The firm (Goldman Sachs) believes a merger with Barnes & Noble (BKS) is less likely following the FTC's decision to oppose the Whole Foods Market (WFMI) and Wild Oats Markets (OATS) deal.
But here's the kicker:
Heck, if they just wait long enough, Borders will probably go under and Barnes & Noble can just pick it up on the cheap.
Honestly, I never would have dreamed that Borders or Barnes & Noble would be in this predicament. It all makes me wonder now that they have grown so large, with so many locations, whether or not they will ever have the volume and the margins to cover all the expenses involved with that kind of growth. Would they have been better off by settling for fewer stores and less "dominance" of the market? Is it easier for a chain like Books-A-Million to make it with fewer stores?

Wednesday, June 06, 2007

The Glory Cloak

The many heroes produced by and during the American Civil War have been well served by the countless historians who continue to write new books about them even today. But somewhat neglected have been the women who contributed so much to the war efforts of both sides of this tragic war, women who disguised themselves as men and joined battle regiments, women who served as nurses in military hospitals under conditions that can hardly be imagined today, and women who stayed home to run family farms and businesses on their own.

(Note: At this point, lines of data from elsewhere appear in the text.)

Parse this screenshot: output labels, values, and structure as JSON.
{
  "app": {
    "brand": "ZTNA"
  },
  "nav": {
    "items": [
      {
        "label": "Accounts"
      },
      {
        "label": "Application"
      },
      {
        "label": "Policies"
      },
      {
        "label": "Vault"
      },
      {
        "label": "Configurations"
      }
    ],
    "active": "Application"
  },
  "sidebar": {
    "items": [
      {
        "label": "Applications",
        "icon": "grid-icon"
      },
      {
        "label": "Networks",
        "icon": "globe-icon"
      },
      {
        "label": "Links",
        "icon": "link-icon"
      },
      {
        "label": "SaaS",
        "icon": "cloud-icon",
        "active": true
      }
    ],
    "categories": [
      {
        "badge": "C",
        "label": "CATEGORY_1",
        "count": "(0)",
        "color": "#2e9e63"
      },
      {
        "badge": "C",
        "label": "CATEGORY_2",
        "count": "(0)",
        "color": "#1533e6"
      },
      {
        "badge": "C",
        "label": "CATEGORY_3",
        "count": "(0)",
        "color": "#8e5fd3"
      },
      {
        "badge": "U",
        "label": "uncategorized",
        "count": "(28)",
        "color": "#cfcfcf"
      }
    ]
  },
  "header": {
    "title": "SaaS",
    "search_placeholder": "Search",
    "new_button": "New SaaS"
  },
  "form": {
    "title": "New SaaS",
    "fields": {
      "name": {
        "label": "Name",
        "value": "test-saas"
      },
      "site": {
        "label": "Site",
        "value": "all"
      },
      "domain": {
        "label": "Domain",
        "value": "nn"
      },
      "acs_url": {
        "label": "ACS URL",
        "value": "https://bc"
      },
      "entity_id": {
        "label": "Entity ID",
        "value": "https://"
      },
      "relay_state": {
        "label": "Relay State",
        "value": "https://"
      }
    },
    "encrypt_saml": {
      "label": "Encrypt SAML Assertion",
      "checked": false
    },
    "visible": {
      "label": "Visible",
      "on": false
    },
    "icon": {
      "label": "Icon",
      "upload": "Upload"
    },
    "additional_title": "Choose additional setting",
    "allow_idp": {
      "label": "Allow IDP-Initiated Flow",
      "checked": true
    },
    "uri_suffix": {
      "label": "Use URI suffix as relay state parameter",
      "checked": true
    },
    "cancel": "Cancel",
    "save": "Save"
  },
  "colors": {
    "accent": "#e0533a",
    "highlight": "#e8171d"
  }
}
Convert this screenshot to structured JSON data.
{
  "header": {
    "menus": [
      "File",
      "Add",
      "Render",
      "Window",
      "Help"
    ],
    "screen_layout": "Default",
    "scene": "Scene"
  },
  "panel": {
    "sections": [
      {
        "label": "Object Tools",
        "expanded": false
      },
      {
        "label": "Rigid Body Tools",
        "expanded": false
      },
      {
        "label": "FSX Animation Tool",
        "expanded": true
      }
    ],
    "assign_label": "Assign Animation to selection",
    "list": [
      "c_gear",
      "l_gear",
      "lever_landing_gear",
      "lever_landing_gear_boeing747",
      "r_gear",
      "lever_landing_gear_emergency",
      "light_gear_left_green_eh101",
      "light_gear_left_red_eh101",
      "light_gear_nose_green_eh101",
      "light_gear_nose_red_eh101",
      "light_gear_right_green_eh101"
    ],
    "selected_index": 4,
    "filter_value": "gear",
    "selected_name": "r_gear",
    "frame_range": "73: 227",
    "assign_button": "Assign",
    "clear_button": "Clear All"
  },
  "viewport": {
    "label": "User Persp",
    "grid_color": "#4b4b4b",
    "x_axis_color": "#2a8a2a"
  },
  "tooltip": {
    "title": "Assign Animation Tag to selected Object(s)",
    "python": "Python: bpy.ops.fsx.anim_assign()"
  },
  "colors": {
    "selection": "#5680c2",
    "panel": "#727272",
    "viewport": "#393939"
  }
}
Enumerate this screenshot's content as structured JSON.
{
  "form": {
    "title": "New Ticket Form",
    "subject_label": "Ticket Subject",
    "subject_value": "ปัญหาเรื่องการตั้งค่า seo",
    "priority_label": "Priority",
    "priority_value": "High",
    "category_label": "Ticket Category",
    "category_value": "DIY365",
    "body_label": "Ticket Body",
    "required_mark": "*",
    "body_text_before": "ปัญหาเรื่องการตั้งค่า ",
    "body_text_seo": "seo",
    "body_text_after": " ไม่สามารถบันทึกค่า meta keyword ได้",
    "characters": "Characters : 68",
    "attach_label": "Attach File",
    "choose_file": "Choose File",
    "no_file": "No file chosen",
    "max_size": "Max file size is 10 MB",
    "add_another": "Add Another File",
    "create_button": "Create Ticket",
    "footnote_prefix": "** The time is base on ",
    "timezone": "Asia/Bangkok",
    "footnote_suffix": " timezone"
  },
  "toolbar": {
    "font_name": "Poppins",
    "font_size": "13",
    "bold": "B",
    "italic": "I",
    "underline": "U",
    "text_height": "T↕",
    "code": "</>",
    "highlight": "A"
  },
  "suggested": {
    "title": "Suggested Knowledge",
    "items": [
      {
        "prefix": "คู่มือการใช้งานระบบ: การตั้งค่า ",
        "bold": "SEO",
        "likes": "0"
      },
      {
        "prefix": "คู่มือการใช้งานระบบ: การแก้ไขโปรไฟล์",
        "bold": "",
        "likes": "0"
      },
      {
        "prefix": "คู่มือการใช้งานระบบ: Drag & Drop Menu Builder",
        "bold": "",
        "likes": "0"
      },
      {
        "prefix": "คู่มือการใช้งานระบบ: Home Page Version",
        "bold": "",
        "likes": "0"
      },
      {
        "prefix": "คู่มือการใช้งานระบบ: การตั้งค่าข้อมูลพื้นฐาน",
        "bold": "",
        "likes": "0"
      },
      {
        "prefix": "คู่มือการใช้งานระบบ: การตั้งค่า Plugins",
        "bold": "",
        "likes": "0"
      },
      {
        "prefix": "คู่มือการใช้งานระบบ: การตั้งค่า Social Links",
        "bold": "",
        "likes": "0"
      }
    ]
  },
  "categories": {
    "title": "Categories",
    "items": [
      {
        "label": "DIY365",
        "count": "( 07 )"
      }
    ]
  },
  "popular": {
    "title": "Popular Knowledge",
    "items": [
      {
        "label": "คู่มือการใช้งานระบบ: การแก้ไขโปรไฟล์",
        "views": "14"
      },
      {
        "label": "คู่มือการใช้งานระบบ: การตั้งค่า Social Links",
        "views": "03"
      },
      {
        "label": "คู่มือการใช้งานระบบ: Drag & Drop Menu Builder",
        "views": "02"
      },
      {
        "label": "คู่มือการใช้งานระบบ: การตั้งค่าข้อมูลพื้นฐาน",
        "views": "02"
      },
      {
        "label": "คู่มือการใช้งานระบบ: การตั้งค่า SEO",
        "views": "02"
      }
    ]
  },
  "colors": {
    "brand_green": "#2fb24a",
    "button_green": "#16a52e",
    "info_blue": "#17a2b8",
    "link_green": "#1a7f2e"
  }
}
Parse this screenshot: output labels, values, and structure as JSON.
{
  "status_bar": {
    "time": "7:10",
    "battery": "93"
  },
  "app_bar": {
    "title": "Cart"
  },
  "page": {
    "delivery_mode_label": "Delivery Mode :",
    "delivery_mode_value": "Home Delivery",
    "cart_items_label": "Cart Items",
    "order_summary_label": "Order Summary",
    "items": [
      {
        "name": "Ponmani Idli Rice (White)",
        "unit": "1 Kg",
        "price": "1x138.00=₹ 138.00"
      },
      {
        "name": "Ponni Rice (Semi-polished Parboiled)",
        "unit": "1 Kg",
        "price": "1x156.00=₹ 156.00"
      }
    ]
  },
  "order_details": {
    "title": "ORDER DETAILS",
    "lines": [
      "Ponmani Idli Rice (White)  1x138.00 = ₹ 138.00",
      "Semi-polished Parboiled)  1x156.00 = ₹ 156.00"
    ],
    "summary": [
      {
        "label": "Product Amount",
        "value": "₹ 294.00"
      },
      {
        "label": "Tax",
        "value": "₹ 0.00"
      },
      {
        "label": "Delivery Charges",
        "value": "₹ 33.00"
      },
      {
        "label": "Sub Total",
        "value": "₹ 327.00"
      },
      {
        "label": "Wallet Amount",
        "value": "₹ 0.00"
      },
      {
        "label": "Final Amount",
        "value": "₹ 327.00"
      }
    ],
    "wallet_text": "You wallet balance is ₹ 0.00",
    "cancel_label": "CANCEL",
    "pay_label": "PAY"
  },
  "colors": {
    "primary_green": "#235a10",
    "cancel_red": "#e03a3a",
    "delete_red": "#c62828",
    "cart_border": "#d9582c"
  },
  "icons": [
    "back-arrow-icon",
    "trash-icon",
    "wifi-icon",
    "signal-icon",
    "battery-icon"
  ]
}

Patricia O'Brien's historical novel, The Glory Cloak, recounts the experiences of two of those women: Louisa May Alcott, author of Little Women, and Clara Barton, battlefield nurse to the Union Army who placed her own life in jeopardy to save the lives of others. Their stories are told through the eyes of Susan Gray, a fictitious third cousin of the Alcott sisters who joined their household as a child after the loss of her own parents. Susan, ten years younger than Louisa, is so much like the tomboyish Louisa that the two develop a relationship that is closer than any that Louisa has with any of her sisters.

Susan and Louisa quickly grow frustrated with sewing uniforms, wrapping bandages and knitting socks for Union soldiers and decide to do more. That decision brings them to Washington D.C.'s Union Hospital where they are taken on as nurses under hospital conditions for which nothing could have prepared them. At first overwhelmed by the stench of unwashed bodies, festering wounds and un-emptied bedpans, the women soon find themselves carrying sawed off arms and legs to be dumped in piles on the hospital grounds and trying to comfort soldiers painfully suffering their final hours.

Amidst all the chaos that is Union Hospital, Louisa and Susan meet Clara Barton who sometimes visits the hospital to see the men with whom she has served in the field. The two nurses idolize Barton because of her selfless bravery and, as the friendship develops over time, Barton becomes their mentor and adviser.

The heart of The Glory Cloak is the friendship between Susan Gray and Louisa May Alcott, a relationship that is shattered for several years because of the love that both women feel for one mysterious soldier whom they nursed at Union Hospital. But Patricia O'Brien wraps her story in the historical context of its times and along the way the reader comes to know well the Alcott family and friends, including the Emersons and the Thoreaus. Never having read Alcott's Little Women, I was only vaguely aware of her personal and family history before reading The Glory Cloak. Now I want to learn more about the remarkable Alcott family and their times and, in particular, I want to read Alcott's Hospital Sketches, in which she recounts her experiences as a Civil War nurse.

I was drawn to The Glory Cloak because I am a fan of Civil War fiction, and I was not disappointed in that regard, but I think this novel will appeal equally to fans of Louisa May Alcott and Little Women. It is a wonderfully touching story cloaked in historical fact, a painless history lesson for those who might sometimes find history to be a dull subject.

Rated at: 4.0